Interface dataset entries

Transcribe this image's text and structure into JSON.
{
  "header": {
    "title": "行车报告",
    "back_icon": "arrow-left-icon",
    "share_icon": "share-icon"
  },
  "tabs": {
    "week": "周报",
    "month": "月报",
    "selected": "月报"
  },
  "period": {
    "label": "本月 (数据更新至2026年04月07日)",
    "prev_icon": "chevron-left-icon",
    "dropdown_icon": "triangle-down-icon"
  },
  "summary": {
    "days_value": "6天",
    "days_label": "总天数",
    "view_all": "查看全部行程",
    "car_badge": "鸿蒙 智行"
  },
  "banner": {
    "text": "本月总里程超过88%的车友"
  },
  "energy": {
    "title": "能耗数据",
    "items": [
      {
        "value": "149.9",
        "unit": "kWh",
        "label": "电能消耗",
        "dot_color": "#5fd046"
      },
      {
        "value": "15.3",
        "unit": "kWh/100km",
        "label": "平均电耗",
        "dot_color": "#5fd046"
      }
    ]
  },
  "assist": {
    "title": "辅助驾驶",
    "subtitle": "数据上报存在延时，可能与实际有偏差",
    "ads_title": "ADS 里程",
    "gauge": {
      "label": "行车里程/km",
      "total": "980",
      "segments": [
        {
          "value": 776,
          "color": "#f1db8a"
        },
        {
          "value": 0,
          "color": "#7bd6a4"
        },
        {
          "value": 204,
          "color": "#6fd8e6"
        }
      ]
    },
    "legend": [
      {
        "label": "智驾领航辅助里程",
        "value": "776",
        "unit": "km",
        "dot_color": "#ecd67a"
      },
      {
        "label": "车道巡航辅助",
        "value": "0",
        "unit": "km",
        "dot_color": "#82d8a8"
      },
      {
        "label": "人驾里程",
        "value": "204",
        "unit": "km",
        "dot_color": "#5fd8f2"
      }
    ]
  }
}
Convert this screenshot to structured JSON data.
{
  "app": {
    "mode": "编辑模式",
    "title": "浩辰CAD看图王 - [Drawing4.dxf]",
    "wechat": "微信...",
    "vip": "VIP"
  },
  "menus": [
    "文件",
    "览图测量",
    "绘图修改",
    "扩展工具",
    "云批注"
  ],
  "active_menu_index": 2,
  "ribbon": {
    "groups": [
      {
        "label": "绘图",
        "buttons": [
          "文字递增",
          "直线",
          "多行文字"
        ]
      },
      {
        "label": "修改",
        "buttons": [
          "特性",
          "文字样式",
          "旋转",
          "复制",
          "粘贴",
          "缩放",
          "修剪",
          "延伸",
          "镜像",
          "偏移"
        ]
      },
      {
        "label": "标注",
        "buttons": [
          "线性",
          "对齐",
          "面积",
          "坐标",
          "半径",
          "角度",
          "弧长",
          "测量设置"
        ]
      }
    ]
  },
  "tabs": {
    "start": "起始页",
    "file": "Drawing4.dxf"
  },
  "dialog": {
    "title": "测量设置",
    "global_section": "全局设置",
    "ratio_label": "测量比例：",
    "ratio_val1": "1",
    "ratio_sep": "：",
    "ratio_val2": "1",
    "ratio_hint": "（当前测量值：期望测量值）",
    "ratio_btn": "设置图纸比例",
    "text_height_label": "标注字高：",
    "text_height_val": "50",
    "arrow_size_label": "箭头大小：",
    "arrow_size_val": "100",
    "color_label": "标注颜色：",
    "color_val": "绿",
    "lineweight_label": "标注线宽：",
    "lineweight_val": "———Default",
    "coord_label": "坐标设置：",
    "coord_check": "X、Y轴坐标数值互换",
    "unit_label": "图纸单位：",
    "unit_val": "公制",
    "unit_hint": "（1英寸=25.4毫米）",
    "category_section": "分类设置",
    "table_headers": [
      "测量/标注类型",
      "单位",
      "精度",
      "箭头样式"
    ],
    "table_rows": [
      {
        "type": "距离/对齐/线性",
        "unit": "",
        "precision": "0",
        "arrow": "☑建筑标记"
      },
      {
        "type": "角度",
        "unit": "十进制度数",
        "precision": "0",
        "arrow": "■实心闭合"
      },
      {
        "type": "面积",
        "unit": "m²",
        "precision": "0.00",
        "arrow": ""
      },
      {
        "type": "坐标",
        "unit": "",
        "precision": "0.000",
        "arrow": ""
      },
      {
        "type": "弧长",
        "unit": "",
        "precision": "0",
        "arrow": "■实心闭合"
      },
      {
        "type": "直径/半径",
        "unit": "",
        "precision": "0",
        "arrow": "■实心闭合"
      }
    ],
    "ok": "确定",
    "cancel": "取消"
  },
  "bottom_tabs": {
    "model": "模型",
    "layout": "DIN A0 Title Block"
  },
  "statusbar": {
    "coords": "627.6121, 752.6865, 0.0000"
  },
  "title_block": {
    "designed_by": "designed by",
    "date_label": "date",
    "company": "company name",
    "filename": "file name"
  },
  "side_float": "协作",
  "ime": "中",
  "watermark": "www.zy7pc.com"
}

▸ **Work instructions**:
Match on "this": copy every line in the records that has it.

▸ **Answer space**:
Transcribe this image's text and structure into JSON.
Convert this screenshot to structured JSON data.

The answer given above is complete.